Comfort. cushiness. Complacency. Just because we go the most up to date current cool church with over the top service to the community and the latest Christian music doesn’t mean anything if we do not answer the call as Christians. If we just sit in a pew on Sunday and that’s the comfy Christian life we want, we are missing the point. It doesn’t matter that you attend a cutting edge church if you don’t heed God’s call, if you do not put your yes on the table. Are you willing to follow God’s call? It may involve selling your house and all your possessions and moving to Nigeria to help Christians being persecuted there? It might involve chucking it all and teaching in an inner city school? Christ did not promise us the American dream. He promised us suffering in His name. How far are you willing to take your faith? This is the question that I am struggling with now. The deeper you go with your faith, the more you are convicted of the inadequacy of it. Jesus went to the cross for us. How far are willing to go to make his name known?

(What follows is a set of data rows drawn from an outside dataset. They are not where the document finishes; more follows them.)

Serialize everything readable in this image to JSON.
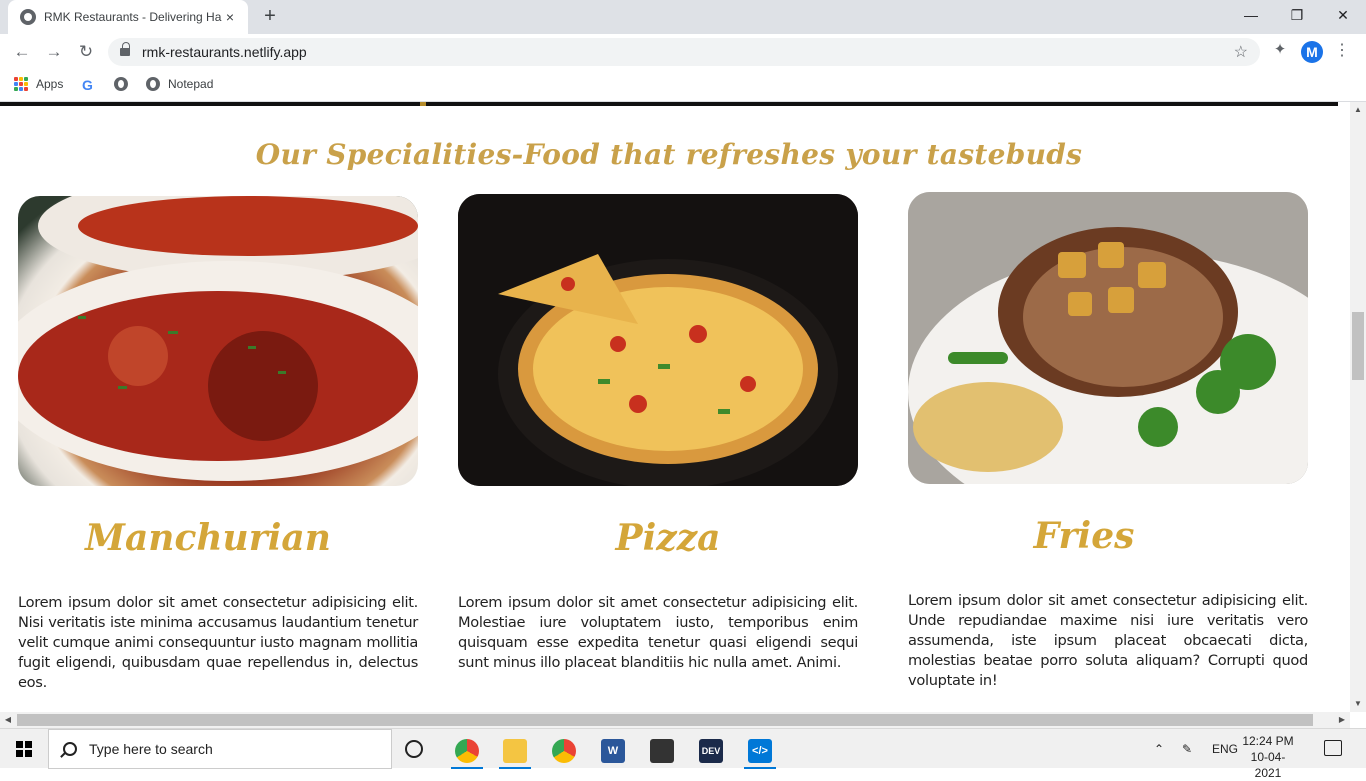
{
  "browser": {
    "tab_title": "RMK Restaurants - Delivering Ha",
    "tab_close": "×",
    "new_tab": "+",
    "url": "rmk-restaurants.netlify.app",
    "profile_initial": "M",
    "bookmarks": [
      {
        "label": "Apps",
        "icon": "apps-grid-icon"
      },
      {
        "label": "",
        "icon": "google-icon"
      },
      {
        "label": "",
        "icon": "globe-icon"
      },
      {
        "label": "Notepad",
        "icon": "globe-icon"
      }
    ],
    "window_controls": {
      "minimize": "—",
      "restore": "❐",
      "close": "✕"
    }
  },
  "page": {
    "section_title": "Our Specialities-Food that refreshes your tastebuds",
    "cards": [
      {
        "title": "Manchurian",
        "image": "spaghetti-meatballs",
        "text": "Lorem ipsum dolor sit amet consectetur adipisicing elit. Nisi veritatis iste minima accusamus laudantium tenetur velit cumque animi consequuntur iusto magnam mollitia fugit eligendi, quibusdam quae repellendus in, delectus eos."
      },
      {
        "title": "Pizza",
        "image": "pizza-slice",
        "text": "Lorem ipsum dolor sit amet consectetur adipisicing elit. Molestiae iure voluptatem iusto, temporibus enim quisquam esse expedita tenetur quasi eligendi sequi sunt minus illo placeat blanditiis hic nulla amet. Animi."
      },
      {
        "title": "Fries",
        "image": "grilled-steak",
        "text": "Lorem ipsum dolor sit amet consectetur adipisicing elit. Unde repudiandae maxime nisi iure veritatis vero assumenda, iste ipsum placeat obcaecati dicta, molestias beatae porro soluta aliquam? Corrupti quod voluptate in!"
      }
    ],
    "colors": {
      "accent_gold": "#c9a14a",
      "title_gold": "#d4a639"
    }
  },
  "taskbar": {
    "search_placeholder": "Type here to search",
    "language": "ENG",
    "time": "12:24 PM",
    "date": "10-04-2021",
    "apps": [
      "chrome-profile",
      "file-explorer",
      "chrome",
      "word",
      "store",
      "dev",
      "vscode"
    ]
  }
}
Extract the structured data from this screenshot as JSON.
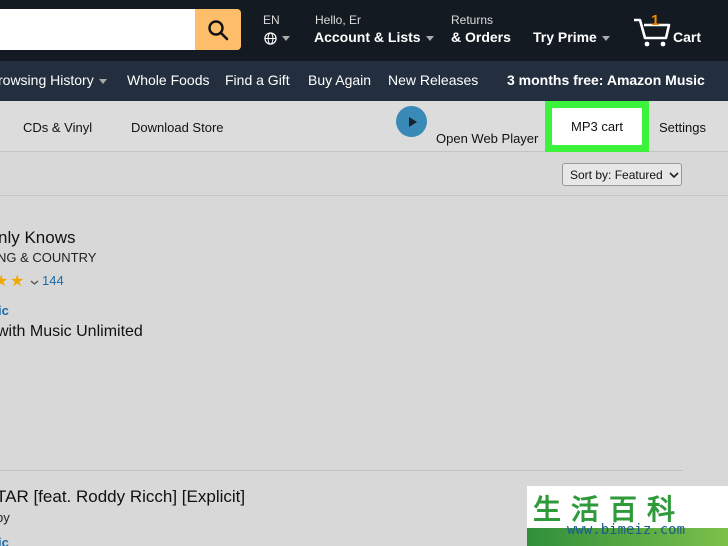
{
  "topnav": {
    "lang": "EN",
    "greeting": "Hello, Er",
    "account": "Account & Lists",
    "returns": "Returns",
    "orders": "& Orders",
    "prime": "Try Prime",
    "cart_count": "1",
    "cart": "Cart"
  },
  "subnav": {
    "items": [
      "rowsing History",
      "Whole Foods",
      "Find a Gift",
      "Buy Again",
      "New Releases"
    ],
    "promo": "3 months free: Amazon Music"
  },
  "musicbar": {
    "cds": "CDs & Vinyl",
    "download": "Download Store",
    "web_player": "Open Web Player",
    "mp3cart": "MP3 cart",
    "settings": "Settings"
  },
  "sort": {
    "label": "Sort by:",
    "value": "Featured"
  },
  "results": [
    {
      "title": "nly Knows",
      "genre": "NG & COUNTRY",
      "rating_count": "144",
      "link": "ic",
      "unlimited": "with Music Unlimited"
    },
    {
      "title": "TAR [feat. Roddy Ricch] [Explicit]",
      "artist": "by",
      "link": "ic"
    }
  ],
  "watermark": {
    "chars": "生活百科",
    "url": "www.bimeiz.com"
  },
  "colors": {
    "nav_dark": "#131a22",
    "subnav": "#232f3e",
    "search_button": "#febd69",
    "highlight": "#3cf33c",
    "link": "#1a6aa8",
    "star": "#f0a800"
  }
}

Paul says what we suffer here is nothing compared to the glory that we will be rewarded with in Heaven. Do we really, really believe that? Christians in Nigeria believe it. Christians in Sudan believe it. Christians in Iraq believe it. Nothing that we go through here compares to the glory that we will receive in Heaven. Even dying in the name of Jesus is temporary pain compared to the glory of heaven. Even though we don’t often die in the name of Jesus here, we do still have our personal trials and tribulations, divorce, death of loved ones, job loss, and so on. We suffer in those ways here but the suffering we as humans endure is nothing compared to our future glory in heaven. Nothing we endure here is so nasty and ugly that it can trump our reward in Heaven as Christ followers. Many of us are so worrried out this life and being happy and content that we sell out our souls to chase after these worldly things. Paul says our future glory is what we should be chasing. All this, this is just temporary. Its seasonal fashion. Here today. Gone tomorrow. When we are chasing after Jesus, none of this temporary stuff matters. We have our eyes on the eternal prize. How far your faith? How much in love with this life are you? How deep are you willing to go? Are you all in?